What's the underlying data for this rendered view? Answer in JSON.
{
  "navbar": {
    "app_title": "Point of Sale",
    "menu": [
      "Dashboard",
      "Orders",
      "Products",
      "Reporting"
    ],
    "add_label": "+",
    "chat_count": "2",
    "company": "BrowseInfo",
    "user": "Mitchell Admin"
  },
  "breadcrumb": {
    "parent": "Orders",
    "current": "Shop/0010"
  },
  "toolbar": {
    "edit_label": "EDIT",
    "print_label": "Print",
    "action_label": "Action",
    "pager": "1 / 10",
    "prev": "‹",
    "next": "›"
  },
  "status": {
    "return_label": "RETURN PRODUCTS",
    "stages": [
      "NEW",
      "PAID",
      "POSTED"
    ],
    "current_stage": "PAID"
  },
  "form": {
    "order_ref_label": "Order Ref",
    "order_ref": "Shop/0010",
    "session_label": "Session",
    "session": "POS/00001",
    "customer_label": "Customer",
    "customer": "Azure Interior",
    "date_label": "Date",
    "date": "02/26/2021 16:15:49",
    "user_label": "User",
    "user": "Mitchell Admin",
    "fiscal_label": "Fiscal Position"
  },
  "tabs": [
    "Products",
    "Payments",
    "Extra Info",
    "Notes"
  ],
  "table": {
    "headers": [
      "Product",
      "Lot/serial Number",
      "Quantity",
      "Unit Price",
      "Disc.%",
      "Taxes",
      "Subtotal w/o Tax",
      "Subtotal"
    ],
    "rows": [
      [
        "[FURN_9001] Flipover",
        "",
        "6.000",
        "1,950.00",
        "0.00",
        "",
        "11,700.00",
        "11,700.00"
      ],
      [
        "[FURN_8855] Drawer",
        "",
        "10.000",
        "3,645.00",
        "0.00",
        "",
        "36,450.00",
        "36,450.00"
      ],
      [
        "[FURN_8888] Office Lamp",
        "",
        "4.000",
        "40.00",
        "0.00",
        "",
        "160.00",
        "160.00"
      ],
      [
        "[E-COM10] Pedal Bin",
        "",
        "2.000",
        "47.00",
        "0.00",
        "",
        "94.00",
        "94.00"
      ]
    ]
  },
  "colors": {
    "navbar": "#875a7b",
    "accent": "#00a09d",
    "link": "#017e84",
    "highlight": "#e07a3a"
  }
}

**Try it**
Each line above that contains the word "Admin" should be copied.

**Reply**
    "user": "Mitchell Admin"
    "user": "Mitchell Admin",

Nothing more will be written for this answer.